Is There an Entitlement to Reimbursement Without a Contract under Quantum Meruit?

Is There an Entitlement to Reimbursement Without a Contract under Quantum Meruit?

A claim for quantum meruit in restitution may arise in the following situations:

  1. Where the parties proceed on the mistaken basis that there is an enforceable contract, but there is no contract.
  2. One party requests services from the other which are not governed by a contract.
  3. Where the contract is frustrated.
  4. Where before completion the contractor accepts a repudiation by the employer as terminating the contract. The contractor can elect to sue for damages for breach of contract or quantum meruit in restitution for the work performed.

In Banque Financiere de la Cite v Parc (Battersea) Ltd [1999] Lord Steyn identified four questions which arose in relation to any claim in restitution:

  1. Had the defendant benefited or been enriched?
  2. Was the enrichment at the expense of the claimant?
  3. Was the enrichment unjust?
  4. Were there any defences?

All the circumstances need to be considered. In Mowlem PLC v PHI Group Limited [2004] HH Judge Gilliland QC considered on appeal from an arbitrator an alternative claim for payment on restitutionary principles. The arbitrator found that the parties had acted together for their mutual benefit. It was held that if the supply of material benefited Mowlem because it meant it would not be at risk of being in breach of its own contract, that was a material factor to take into account when concluding that no entitlement to restitutionary benefit arose in the circumstances.

If there has been a total failure of consideration in a contract the injured part can then make a claim in restitution. So, for instance, if the subcontractor has not performed at all, the contractor can claim for the return of monies paid. If the subcontractor has been overpaid and has failed to complete, the contractor can recover the overpayments even if it has managed to have the work completed without, in fact, incurring any loss despite the overpayments.

Estoppel by convention can operate to prevent a claim to restitution of payment by mistake.
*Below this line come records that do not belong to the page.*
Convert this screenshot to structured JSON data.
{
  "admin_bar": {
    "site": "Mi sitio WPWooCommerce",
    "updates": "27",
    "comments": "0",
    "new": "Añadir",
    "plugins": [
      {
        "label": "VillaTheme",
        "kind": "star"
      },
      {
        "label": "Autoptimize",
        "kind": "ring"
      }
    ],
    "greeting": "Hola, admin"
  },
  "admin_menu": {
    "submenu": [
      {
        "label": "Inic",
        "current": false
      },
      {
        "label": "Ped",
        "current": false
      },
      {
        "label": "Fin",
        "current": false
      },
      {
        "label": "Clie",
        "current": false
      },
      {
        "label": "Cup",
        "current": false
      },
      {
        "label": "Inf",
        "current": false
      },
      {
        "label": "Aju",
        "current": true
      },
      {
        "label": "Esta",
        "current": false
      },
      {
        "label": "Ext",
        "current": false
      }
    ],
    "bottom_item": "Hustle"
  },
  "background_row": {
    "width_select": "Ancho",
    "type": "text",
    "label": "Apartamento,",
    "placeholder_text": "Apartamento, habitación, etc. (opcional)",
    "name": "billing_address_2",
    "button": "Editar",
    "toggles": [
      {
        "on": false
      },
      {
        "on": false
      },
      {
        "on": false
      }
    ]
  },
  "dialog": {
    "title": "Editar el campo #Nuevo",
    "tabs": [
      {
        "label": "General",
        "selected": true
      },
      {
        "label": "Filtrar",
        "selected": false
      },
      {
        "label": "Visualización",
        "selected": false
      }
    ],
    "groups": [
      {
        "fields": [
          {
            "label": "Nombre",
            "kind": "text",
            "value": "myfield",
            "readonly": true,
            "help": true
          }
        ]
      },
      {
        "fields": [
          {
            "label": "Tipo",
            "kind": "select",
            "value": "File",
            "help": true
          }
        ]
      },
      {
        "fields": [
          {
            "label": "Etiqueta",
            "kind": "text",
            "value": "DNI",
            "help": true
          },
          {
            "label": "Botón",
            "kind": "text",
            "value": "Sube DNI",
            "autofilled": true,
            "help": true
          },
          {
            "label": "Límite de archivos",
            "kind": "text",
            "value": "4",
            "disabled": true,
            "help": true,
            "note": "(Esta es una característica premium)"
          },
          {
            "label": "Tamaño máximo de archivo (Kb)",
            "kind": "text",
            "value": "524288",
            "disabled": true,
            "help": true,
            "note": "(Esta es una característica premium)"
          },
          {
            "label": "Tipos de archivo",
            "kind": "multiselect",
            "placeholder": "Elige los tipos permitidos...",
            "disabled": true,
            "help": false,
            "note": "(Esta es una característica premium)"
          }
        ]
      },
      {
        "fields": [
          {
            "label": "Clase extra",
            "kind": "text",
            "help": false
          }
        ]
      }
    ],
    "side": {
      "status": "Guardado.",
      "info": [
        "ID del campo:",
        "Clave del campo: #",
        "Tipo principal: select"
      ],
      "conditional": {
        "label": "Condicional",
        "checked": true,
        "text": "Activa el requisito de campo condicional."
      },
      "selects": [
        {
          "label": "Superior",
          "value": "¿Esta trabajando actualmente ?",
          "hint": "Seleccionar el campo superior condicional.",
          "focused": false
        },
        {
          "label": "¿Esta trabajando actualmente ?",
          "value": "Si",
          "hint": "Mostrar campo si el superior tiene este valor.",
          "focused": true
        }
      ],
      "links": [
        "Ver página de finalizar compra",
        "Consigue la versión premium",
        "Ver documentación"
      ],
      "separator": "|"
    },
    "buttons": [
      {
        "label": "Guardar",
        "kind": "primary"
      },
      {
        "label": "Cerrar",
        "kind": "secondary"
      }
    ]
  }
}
If the money is spent in good faith, in reliance on the representation that there was an entitlement to it, then the order for repayment will create the detriment sufficient to found the estoppel.